» About this exercise
Copy every line of the records below where the word "Activity" occurs.

Website and app data records:
--
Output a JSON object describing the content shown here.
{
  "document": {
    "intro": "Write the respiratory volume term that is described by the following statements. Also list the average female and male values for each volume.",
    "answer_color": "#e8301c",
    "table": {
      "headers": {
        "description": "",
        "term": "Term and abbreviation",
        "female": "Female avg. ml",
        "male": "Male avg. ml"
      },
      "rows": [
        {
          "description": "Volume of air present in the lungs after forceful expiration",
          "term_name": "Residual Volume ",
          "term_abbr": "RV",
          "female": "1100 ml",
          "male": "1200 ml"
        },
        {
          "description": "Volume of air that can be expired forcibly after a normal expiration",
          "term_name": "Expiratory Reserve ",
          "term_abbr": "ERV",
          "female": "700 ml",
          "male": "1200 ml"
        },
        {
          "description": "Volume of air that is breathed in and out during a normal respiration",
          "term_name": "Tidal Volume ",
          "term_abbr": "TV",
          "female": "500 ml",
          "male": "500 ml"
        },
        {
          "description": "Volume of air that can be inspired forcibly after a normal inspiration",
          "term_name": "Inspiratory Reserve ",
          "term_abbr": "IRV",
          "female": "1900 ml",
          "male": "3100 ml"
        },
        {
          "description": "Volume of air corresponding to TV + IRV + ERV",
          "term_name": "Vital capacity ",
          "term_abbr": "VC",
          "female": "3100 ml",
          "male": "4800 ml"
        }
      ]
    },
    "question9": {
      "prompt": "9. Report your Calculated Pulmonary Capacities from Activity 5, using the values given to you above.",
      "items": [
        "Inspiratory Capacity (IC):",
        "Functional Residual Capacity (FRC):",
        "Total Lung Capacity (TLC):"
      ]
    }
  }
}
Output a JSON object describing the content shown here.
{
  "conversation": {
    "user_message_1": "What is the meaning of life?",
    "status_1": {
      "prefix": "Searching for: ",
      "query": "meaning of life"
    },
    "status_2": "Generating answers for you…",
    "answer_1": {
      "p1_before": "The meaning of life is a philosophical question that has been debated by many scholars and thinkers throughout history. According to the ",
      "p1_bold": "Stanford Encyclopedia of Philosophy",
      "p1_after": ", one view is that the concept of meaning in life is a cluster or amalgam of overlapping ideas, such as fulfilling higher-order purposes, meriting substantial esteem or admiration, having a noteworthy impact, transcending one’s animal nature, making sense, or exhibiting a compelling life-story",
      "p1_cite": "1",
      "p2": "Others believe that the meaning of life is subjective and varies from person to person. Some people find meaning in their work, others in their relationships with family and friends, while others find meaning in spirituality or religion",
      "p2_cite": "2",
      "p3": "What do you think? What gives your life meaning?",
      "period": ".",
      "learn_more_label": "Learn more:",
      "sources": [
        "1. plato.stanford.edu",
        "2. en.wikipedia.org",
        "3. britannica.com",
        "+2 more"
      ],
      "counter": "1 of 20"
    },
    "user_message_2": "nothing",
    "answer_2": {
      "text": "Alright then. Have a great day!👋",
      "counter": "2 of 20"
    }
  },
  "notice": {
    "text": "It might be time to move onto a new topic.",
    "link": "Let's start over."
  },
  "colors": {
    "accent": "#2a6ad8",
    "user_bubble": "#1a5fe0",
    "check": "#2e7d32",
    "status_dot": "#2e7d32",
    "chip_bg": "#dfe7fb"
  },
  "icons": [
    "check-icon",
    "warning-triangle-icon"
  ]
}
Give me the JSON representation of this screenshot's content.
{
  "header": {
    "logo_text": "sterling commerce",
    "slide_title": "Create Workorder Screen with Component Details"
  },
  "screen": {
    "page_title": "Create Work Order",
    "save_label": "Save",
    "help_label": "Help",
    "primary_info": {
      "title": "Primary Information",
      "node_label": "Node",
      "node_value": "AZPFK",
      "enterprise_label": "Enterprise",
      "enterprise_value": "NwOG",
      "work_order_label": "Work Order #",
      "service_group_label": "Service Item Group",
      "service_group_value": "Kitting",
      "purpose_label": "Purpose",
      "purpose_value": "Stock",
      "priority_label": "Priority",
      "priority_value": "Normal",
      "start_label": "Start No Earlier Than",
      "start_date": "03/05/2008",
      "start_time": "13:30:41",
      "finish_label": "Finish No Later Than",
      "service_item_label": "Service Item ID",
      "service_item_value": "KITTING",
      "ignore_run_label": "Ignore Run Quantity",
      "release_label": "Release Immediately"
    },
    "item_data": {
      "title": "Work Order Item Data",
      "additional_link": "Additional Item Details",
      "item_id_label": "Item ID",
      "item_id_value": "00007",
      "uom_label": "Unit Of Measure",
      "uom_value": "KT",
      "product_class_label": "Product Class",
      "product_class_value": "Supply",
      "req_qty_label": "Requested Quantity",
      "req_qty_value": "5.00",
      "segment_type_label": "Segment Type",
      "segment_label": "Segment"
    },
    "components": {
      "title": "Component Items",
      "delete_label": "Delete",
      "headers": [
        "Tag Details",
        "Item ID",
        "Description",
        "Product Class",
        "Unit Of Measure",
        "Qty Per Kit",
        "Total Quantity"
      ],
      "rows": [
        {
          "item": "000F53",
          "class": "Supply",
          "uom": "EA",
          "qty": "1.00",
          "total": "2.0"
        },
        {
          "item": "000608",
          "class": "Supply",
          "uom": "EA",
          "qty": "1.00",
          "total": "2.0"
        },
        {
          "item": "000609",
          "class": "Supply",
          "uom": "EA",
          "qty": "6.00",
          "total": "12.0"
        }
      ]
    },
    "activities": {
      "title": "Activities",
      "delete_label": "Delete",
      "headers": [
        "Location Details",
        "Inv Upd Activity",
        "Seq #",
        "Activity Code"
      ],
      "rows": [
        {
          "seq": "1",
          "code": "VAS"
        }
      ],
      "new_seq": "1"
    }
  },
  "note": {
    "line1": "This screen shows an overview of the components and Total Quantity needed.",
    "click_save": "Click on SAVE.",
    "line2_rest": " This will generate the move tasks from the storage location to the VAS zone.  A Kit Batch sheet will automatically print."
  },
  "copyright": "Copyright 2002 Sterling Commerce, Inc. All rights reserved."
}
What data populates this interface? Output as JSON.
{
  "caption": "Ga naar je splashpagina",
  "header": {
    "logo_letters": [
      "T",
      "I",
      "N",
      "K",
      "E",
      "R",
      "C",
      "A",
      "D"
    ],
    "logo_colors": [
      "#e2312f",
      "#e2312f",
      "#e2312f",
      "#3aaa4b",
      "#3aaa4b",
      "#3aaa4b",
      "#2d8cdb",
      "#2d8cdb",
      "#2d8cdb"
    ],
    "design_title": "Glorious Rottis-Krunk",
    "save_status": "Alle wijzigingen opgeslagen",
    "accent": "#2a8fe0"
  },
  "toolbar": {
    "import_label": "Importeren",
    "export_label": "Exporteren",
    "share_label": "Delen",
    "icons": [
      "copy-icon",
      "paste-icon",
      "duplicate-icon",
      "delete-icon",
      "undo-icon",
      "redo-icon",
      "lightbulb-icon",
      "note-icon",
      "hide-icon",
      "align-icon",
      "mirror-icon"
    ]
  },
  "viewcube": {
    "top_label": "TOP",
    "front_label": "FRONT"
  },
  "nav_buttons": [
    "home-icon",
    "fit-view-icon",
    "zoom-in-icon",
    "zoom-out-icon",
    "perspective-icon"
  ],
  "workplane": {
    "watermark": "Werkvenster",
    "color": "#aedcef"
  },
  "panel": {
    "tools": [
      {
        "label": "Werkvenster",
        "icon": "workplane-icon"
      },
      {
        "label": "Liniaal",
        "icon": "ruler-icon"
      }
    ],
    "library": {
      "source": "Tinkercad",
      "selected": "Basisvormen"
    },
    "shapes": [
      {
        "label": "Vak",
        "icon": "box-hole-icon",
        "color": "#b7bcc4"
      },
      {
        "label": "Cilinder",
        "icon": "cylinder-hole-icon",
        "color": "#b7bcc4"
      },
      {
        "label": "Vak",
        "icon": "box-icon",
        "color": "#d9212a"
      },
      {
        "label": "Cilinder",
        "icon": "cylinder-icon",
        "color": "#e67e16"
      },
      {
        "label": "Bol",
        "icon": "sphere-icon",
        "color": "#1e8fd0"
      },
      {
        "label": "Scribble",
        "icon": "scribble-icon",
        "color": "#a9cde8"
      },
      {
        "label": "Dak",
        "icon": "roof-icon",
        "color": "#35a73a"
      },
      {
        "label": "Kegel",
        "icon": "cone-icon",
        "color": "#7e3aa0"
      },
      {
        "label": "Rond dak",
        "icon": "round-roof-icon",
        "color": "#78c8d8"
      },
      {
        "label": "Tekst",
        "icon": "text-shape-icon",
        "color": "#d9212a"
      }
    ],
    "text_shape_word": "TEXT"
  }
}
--
» Result of the exercise
      "prompt": "9. Report your Calculated Pulmonary Capacities from Activity 5, using the values given to you above.",
        "Inv Upd Activity",
        "Activity Code"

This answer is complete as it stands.